| Exercise |
Read through the lines below and copy the ones holding the string "this".

_ _ _ _ _ _ _

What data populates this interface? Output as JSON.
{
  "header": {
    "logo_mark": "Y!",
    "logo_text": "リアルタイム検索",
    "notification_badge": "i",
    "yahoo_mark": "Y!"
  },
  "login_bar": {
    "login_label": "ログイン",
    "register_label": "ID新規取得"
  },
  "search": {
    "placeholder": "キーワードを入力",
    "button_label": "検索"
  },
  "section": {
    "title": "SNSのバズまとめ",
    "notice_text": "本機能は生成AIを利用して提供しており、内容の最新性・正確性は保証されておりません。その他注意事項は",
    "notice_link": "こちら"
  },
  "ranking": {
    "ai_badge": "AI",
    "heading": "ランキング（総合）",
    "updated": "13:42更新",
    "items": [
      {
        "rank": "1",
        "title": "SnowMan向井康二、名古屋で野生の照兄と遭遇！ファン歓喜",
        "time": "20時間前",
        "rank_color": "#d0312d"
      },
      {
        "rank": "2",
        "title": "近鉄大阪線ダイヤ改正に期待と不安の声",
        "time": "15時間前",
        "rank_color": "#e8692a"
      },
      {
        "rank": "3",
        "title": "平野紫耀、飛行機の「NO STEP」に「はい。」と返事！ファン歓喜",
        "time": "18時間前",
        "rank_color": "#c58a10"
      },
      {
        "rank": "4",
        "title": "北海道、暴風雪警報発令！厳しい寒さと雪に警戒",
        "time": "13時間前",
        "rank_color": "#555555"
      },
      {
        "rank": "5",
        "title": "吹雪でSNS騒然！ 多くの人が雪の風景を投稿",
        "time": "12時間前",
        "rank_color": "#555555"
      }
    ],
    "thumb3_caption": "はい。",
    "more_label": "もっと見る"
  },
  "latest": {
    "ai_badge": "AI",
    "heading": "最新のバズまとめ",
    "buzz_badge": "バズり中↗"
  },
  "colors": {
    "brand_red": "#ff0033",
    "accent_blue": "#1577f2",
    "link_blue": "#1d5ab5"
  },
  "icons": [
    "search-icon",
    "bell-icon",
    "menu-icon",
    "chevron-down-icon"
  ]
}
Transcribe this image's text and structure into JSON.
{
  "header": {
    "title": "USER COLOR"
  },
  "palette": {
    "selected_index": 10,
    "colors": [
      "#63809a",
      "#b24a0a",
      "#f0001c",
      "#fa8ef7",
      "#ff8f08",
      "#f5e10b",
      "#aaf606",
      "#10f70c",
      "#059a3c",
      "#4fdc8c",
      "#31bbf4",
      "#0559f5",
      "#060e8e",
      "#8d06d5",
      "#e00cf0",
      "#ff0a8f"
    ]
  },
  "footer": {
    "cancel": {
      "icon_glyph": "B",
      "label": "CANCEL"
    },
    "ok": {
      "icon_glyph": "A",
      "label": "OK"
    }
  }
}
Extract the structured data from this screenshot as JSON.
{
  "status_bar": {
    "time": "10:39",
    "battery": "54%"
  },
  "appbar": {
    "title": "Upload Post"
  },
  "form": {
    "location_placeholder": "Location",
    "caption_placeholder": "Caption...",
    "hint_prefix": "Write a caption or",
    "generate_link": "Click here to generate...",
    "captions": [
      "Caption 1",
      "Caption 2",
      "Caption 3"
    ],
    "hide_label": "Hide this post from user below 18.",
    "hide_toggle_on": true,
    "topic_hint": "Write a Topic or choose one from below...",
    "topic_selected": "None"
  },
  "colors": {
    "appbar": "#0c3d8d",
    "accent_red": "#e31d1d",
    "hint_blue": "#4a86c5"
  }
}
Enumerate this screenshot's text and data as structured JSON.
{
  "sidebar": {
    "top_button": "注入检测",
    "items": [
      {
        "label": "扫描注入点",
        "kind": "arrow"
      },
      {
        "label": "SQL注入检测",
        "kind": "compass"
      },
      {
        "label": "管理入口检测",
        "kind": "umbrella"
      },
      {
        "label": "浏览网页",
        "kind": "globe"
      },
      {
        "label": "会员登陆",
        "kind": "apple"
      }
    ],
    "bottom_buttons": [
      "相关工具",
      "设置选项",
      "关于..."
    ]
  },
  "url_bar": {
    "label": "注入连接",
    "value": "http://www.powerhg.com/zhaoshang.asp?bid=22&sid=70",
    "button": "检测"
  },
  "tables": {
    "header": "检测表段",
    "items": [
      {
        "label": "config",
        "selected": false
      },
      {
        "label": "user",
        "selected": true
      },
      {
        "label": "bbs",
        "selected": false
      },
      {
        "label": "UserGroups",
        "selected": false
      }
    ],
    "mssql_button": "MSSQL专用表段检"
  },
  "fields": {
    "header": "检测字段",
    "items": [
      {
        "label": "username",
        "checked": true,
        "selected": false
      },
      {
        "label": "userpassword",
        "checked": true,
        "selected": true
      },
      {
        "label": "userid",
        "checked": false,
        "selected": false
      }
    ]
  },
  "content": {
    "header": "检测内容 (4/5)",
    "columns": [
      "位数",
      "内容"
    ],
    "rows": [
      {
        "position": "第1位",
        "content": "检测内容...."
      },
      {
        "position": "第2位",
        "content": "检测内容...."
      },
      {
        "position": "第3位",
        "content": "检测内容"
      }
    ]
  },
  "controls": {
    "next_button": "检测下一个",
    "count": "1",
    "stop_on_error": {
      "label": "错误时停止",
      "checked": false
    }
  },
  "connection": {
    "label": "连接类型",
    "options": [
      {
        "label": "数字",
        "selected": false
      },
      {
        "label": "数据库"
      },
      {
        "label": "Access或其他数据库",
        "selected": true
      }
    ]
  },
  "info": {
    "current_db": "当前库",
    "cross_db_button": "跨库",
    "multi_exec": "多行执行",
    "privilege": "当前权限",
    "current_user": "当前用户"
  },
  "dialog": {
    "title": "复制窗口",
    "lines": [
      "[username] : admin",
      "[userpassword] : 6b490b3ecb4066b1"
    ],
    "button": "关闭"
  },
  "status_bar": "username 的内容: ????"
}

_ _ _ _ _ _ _

| Exercise output |
What data populates this interface? Output as JSON.
Transcribe this image's text and structure into JSON.
Extract the structured data from this screenshot as JSON.
    "hide_label": "Hide this post from user below 18.",
Enumerate this screenshot's text and data as structured JSON.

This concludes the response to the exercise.